American Gods (2001) by Neil Gaiman
Neil Gaiman is a well known and respected writer beloved in sci-fi / fantasy circles, and American Gods is probably his most notable and acclaimed work, having claimed the major genre awards. I therefore expected something special, so it's with some disappointment that I confess to being a little underwhelmed by it.
The story revolves around a man known simply as Shadow, who at the outset is about to be released from prison after having served his time. On the eve of his release he learns that his wife Laura has died in a car crash. Numbed, he heads home but ends up meeting a mysterious man named Wednesday on the flight, a man who knows a lot about him and who offers him a job - to be his assistant and bodyguard. After spending a strange night in a bar with Wednesday and one of his 'friends', Shadow agrees. And then, things get weird. His dead wife comes back from the grave and visits him as a rotting corpse. He meets Wednesday's strange friends and enemies, all of whom appear to have supernatural powers. And he discovers that he has become embroiled in a conflict between, quite literally, gods. To be more precise, a conflict between the old gods and the modern gods of technology.
American Gods is a relatively long book that is ironically quite slim on narrative. It is best described as an atmosphere piece that revels in examining places and people; it's a portrait of modern American culture and its relationship to its origins as a destination for migrants from all over the world who brought their cultures and their deities along with them. Gaiman presents this subject matter within the narrative device of a road journey, having Shadow travel across various towns and cities in the US and experience the unique places and encounter the idiosyncratic people that define them. He also intersperses every chapter with short side stories that show how some gods arrived in America, and where some of them have ended up. Gods in the book acquire strength from the belief and devotion of their followers, but since coming to America their followers have slowly abandoned their gods and embraced the life afforded to them by the New World. This has resulted in a new generation of gods - gods of modern technology and infrastructure - coming to power and threatening the existence of the ever weakening old order. Hence, the oncoming 'storm' of divine conflict.

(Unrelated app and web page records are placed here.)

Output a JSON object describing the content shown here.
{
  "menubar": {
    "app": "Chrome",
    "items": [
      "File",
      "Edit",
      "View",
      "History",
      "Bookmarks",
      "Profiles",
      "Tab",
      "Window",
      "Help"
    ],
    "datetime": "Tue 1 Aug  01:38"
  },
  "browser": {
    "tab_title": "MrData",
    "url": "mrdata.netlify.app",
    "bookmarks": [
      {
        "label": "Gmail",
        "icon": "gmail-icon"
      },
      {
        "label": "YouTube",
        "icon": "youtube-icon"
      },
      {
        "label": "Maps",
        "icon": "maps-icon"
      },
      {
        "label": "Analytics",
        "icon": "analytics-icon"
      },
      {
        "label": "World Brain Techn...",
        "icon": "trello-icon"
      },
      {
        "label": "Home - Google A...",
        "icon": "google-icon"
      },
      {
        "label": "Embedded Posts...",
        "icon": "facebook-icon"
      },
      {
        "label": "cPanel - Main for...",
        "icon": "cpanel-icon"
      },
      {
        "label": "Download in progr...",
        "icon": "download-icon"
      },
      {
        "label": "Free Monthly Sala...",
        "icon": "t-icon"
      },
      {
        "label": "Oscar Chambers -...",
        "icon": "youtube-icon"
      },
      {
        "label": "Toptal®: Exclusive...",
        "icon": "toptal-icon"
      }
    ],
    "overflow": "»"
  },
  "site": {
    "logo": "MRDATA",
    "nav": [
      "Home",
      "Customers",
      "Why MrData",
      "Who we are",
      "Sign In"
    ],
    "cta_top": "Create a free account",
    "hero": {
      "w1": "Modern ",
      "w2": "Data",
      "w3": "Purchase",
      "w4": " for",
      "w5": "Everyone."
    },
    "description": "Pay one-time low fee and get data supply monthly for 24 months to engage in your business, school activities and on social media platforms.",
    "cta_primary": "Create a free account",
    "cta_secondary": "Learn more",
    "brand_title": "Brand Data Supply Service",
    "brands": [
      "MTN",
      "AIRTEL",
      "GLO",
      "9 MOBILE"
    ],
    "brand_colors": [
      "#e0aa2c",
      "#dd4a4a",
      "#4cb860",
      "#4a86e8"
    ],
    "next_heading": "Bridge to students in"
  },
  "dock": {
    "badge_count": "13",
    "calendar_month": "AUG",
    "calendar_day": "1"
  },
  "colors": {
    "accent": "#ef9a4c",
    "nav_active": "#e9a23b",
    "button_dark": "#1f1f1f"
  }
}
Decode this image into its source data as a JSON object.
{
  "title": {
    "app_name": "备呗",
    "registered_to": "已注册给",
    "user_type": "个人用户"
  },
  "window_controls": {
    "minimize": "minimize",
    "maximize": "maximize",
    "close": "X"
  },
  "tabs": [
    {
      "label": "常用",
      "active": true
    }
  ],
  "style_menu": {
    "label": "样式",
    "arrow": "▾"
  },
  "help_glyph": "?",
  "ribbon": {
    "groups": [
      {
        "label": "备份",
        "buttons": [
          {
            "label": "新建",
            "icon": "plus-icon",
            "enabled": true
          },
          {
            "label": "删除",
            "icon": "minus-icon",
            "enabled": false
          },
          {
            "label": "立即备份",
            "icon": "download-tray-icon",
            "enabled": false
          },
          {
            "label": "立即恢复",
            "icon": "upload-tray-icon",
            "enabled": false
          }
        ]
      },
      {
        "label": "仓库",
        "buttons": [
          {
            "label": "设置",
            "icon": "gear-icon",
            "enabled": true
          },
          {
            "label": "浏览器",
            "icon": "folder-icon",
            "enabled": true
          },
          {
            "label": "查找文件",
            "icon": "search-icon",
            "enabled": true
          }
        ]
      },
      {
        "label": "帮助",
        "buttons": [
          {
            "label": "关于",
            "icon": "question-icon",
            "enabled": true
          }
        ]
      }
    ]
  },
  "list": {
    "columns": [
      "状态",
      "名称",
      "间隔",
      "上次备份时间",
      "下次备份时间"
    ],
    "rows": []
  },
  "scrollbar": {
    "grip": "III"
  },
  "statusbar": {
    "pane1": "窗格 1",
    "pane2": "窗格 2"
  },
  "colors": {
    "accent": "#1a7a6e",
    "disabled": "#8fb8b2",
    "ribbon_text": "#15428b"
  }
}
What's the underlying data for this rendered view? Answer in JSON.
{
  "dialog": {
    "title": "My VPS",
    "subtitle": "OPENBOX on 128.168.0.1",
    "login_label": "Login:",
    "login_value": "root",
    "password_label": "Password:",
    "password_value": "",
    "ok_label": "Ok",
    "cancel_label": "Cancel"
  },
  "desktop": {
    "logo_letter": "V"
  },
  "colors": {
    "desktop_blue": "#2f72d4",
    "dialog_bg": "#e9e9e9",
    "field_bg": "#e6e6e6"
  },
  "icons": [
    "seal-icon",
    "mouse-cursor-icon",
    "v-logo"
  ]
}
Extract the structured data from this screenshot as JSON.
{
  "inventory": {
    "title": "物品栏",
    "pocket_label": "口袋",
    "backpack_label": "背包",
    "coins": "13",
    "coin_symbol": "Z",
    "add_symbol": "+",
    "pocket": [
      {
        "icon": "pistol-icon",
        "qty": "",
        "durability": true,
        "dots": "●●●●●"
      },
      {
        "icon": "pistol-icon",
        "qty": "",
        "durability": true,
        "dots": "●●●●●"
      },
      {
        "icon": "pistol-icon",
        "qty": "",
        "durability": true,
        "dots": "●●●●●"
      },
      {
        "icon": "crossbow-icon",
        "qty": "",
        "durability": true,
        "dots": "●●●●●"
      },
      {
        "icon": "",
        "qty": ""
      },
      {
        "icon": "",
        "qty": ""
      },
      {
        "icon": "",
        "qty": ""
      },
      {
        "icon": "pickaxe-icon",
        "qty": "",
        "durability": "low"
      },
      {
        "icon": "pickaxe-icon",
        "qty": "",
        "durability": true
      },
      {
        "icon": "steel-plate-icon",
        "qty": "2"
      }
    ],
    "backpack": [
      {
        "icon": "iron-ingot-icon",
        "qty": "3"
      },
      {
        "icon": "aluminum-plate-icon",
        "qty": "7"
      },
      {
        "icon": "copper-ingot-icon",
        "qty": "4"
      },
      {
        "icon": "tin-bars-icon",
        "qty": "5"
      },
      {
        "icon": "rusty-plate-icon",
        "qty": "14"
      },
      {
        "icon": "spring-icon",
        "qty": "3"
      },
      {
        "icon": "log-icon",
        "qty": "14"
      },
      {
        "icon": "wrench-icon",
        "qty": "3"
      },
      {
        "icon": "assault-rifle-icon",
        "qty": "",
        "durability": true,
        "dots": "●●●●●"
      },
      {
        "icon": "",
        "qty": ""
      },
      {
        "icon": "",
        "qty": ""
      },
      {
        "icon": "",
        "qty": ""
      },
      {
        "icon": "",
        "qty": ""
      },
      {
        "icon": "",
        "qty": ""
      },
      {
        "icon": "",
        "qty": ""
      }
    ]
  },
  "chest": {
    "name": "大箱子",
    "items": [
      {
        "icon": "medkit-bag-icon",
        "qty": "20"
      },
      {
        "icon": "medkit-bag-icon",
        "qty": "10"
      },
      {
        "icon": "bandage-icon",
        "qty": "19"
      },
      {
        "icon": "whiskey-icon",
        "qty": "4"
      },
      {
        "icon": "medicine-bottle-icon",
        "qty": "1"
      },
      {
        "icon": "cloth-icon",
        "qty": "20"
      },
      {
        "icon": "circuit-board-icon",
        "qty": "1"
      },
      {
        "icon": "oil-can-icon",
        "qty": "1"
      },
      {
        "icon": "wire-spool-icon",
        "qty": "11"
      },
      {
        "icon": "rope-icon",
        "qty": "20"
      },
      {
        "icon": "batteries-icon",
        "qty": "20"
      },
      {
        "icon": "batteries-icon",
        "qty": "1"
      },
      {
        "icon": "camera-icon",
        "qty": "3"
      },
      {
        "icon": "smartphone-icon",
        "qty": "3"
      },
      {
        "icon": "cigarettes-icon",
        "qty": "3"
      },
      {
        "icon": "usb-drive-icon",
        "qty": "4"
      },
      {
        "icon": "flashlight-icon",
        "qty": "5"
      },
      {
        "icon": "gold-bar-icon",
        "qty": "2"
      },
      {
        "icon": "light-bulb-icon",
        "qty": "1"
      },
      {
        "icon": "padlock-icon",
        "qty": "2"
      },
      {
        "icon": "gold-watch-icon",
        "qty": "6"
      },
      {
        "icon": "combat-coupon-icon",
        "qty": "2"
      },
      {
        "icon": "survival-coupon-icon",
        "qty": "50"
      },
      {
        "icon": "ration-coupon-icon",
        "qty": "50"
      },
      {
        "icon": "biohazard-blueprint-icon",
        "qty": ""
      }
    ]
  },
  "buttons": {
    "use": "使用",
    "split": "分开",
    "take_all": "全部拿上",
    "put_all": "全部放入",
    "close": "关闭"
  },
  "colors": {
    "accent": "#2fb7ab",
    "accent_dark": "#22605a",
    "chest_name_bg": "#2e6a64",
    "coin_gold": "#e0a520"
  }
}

Gaiman's an engaging writer and the book never feels slow or boring, but after some time the lack of incident begins to become all too apparent. He seems to be in love with the various gods he brings into the mix (all of whom, it seems, are based on deities from the real world), and obviously enjoys establishing an atmospheric milieu for his characters to inhabit, and this all comes across nicely in the book. It's clearly meticulously researched in terms of the gods, their mythologies, and the various pieces of 'Americana' that it touches upon. Trouble is, the feeling of nothing much happening, or of major things happening 'off screen', becomes a little irritating after a while. It also doesn't help that the protagonist, Shadow, while sympathetic and likable is also mostly reactive and lacks much character of his own (ironically, at one point in the book someone states that Shadow doesn't seem 'alive', though it wasn't intended in the dramatic sense); he comes across too much as a device for the book to explore the things it's really interested in.
My complaints are only minor mind you, and the book is very entertaining and its subject matter is fascinating from start to finish (my ignorance of global deities is now clear!). The exploration of culture through fantasy and religious figures is definitely an interesting approach, and the book is not lacking in imagination. It's very atypical in structure and style, skimming on plot and characterization as it does, and perhaps my disappointment is based mostly on an expectation of narrative convention and thus incommensurate to what I perceive as the book's flaws. Whatever the case may be, reflecting on it I enjoyed the book and it was worth my while, regardless of it not meeting my expectations. It's one I feel I'll revisit again in future, and one whose follow up I look forward to getting my hands on.